There is no heckling in golf, of course. That wouldn’t be gentlemanly.
To be a tattletale, however, as demonstrated in the still-developing story of Tiger Woods and the incorrect Masters drop, is the height of nobility.
Nothing else could explain the actions of Champions Tour golfer David Eger, a rules expert who was identified this week by SI.com as the man who called in from his home near Jacksonville to tag Tiger for dropping a ball a few feet farther back from where it should have been dropped.
Such righteous intervention, as we are led to understand, proves how much you love the game. That’s because it preserves and protects the rules, which were pounded out on a thousand stone tablets many centuries ago and hauled down the mountain on an ox cart driven by an old grump in a kilt.
Baseball and football and basketball and hockey allow their officials to officiate, with instant replay as an occasional aid, and then the game ends and everybody goes home, with all in agreement that some horrible calls were made and some dastardly fouls went unpunished but that’s tough. That’s life.
Golf is different because it desperately wants to be different. Cheaters never win, that’s the philosophy, or at least they shouldn’t, and for that reason every man, woman and child in the world is deputized to spy on every swing and putt by the glow of their HD-TVs, just in case.
You will find all of this explained under Rule 211-3-f, which clearly states “Any person who witnesses a violation that would otherwise go unnoticed shall promptly stand at attention and shout “Gotcha,” at which time inhabitants of the village will gather for an immediate tar-and-feathering of the offending player.”
Hey, I said the rules were ancient. Modern updates have civilized us to the point where people who aren’t even at the golf course can impact the competition by calling in a “gotcha” from thousands of miles away. That way nobody has to actually get their hands dirty. They don’t even have to be identified unless they want to be. Eger, in this case, is giving details to the press nearly three weeks after the fact.
What’s particularly galling about the Tiger incident, which resulted in a two-stroke penalty assessed on the morning after the round was completed, is that Augusta National had an army of top-flight rules officials on site that day and none of them saw a problem.

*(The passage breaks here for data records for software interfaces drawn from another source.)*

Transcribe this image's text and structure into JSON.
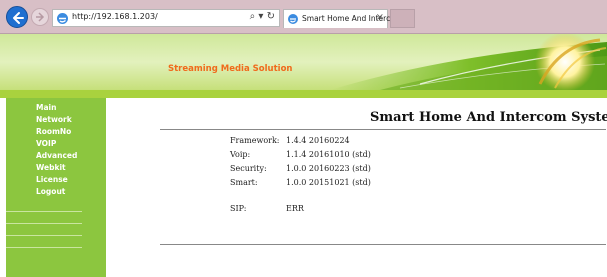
{
  "browser": {
    "url": "http://192.168.1.203/",
    "address_controls": "⌕ ▾ ↻",
    "tab_title": "Smart Home And Intercom ...",
    "tab_close": "×"
  },
  "banner": {
    "text": "Streaming Media Solution"
  },
  "sidebar": {
    "items": [
      {
        "label": "Main"
      },
      {
        "label": "Network"
      },
      {
        "label": "RoomNo"
      },
      {
        "label": "VOIP"
      },
      {
        "label": "Advanced"
      },
      {
        "label": "Webkit"
      },
      {
        "label": "License"
      },
      {
        "label": "Logout"
      }
    ]
  },
  "main": {
    "title": "Smart Home And Intercom System",
    "versions": [
      {
        "label": "Framework:",
        "value": "1.4.4 20160224"
      },
      {
        "label": "Voip:",
        "value": "1.1.4 20161010 (std)"
      },
      {
        "label": "Security:",
        "value": "1.0.0 20160223 (std)"
      },
      {
        "label": "Smart:",
        "value": "1.0.0 20151021 (std)"
      }
    ],
    "sip": {
      "label": "SIP:",
      "value": "ERR"
    }
  },
  "colors": {
    "sidebar": "#8cc63f",
    "banner_text": "#f06a1c",
    "chrome": "#d8bfc6",
    "back_button": "#1f6fd0"
  }
}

Same goes for all the TV analysts, many of them former PGA Tour players, who watched as Tiger made his drop right. Not until Eger studied the situation from home, and after rewinding his DVR to find it, did the first question arise, and only because Eger had the cell phone number of a Masters rules committee member did the controversy take flight.
Ironic that spectators behind the ropes are trained to hush and be still. The rules of this game actually honor those who speak up and, in wacky instances like these, those who just can’t resist the opportunity to speak ill.